We are in the service industry. As a recruiting and staffing firm, we work directly with candidates and clients who are either looking for jobs or hiring people to fill jobs. It's extremely competitive and sometimes, if a client needs something and you're not there at the moment, they call someone else. Most of the time, we benefit from that, as we are always on. 

We have grown revenues at LaSalle Network every year for 20 years. We've never done a layoff. We continue to hire and promote from within. Eighty-five percent of our managers started their careers with LaSalle and are now leaders of people. More than 65 percent of our management team is female, 60 percent of our executive team is female, and we've been a leader in the culture-as-strategy theory for over 20 years. On paper, we are doing it right. 

Outside of the office is important, too, and not just happy hours. While fun, they're after work, not on "company" time, and not everyone goes. So the decision to close down the offices, pull people away from their desks, and have social interaction was a big decision. Not everyone is competitive. That's OK. Not everyone cheered. That's OK. But everyone spoke to someone they don't usually talk to.   

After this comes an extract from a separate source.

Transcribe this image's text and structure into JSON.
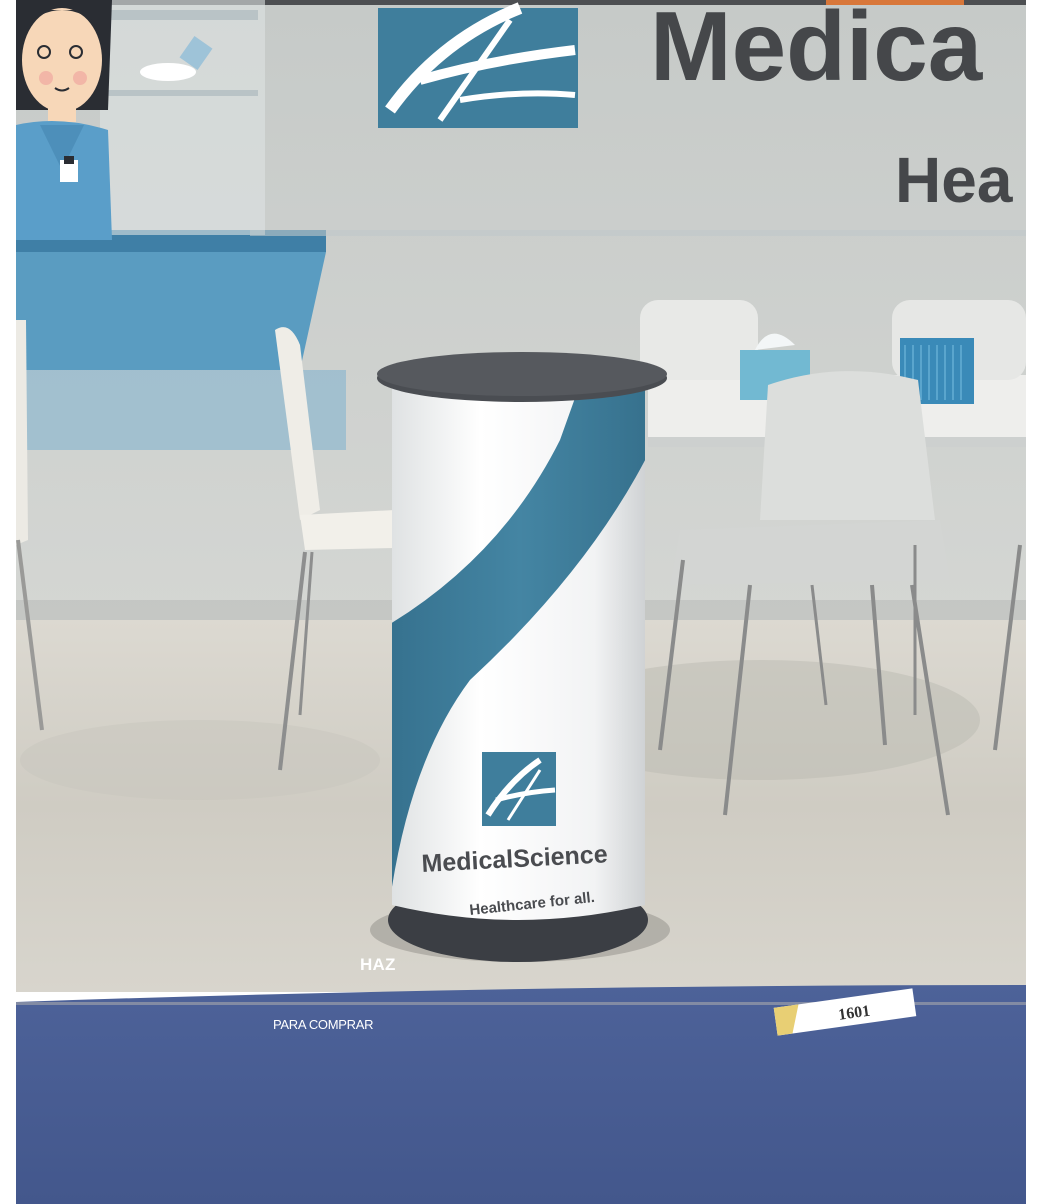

I watched the most social people go up to the biggest introverts and strike up a conversation. I saw blank faces turn into smiles. I listened to people say how good the food was and watched someone else throw a full plate of food in the garbage (assuming they didn't like it as much :)). 

We have a co-worker who is a singer, and she sang the national anthem! Majority of people didn't know she could sing, and while she was nervous, it was fantastic. People appreciating people. 

We laughed during the tug of war. We laughed during the inflatable joust. We laughed during the flippers and snorkel relay. We just laughed. The weather was perfect, but I don't think it would have mattered. For that day, it wasn't about what deal we closed. It was about whether Team Green would beat Team Blue and just having fun on company time. 

I have always said that being a great place to work is about hiring the right people. It's not about the perks, the games, or even the money. If you hire people who don't like that stuff, it won't be a great place to work for them. My goal is to hire the people who believe in having fun at work and who enjoy their co-workers. Hiring people who are good at their jobs and want to take on more, but who realize you should enjoy the work and those you work with. 

It wasn't cheap. Permits for the land. Busses. T-shirts. Food and drinks. Giveaway prizes and music. Decorations. Lost production time back at the office. But at the end of the day, it was priceless. I can't wait until next year!